New legislation would tackle the most difficult problem (em low load factors for small-volume customers.
We commend the Natural Gas Competition and Deregulation Act, SB 215, passed by the Georgia General Assembly in March. (Governor Zell Miller was expected to sign the bill in April.) The Georgia legislation envisions a new framework for regulating the retail gas market. In the broad sense, the Georgia plan eschews experimental pilots in favor of creating a new industry structure that is amenable to competition, and a new regulatory scheme to be administered by the Georgia Public Service Commission. The Georgia reforms can, and should, serve as a model for gas retail reform legislation in all states.
Over the past decade, the Federal Energy Regulatory Commission's restructuring of the wholesale gas market has produced enormous gains to consumers and to the performance of the U.S. economy. By unbundling the competitive from noncompetitive wholesale functions and by subjecting the structurally competitive functions to the discipline of the market, the FERC has reduced costs, improved quality, spurred innovation and increased the menu of alternatives available to purchasers. %n1%n

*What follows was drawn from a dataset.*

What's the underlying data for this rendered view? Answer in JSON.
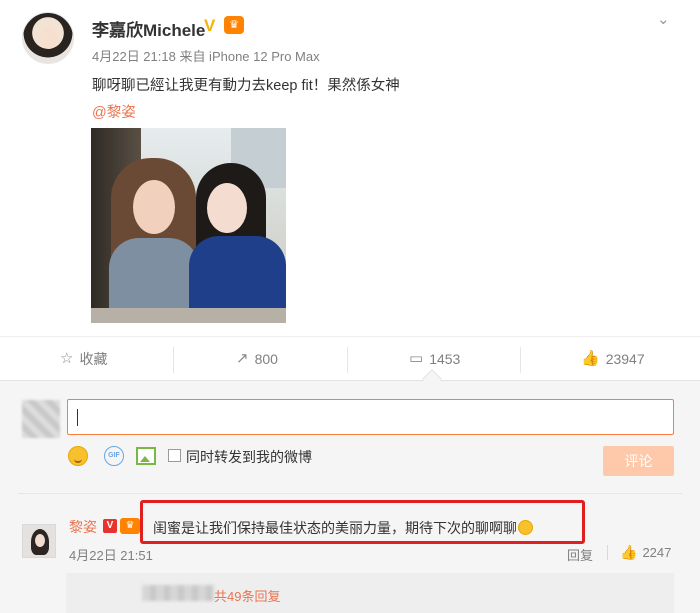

Wholesale gas prices have declined by 52 percent. Service reliability has improved. Moreover, every function affected by competition (em exploration, production, wholesale trade, pipeline transportation, and storage (em has seen significant, efficiency-enhancing innovations that have improved the price-quality relationship and increased the range of service options available to wholesale purchasers.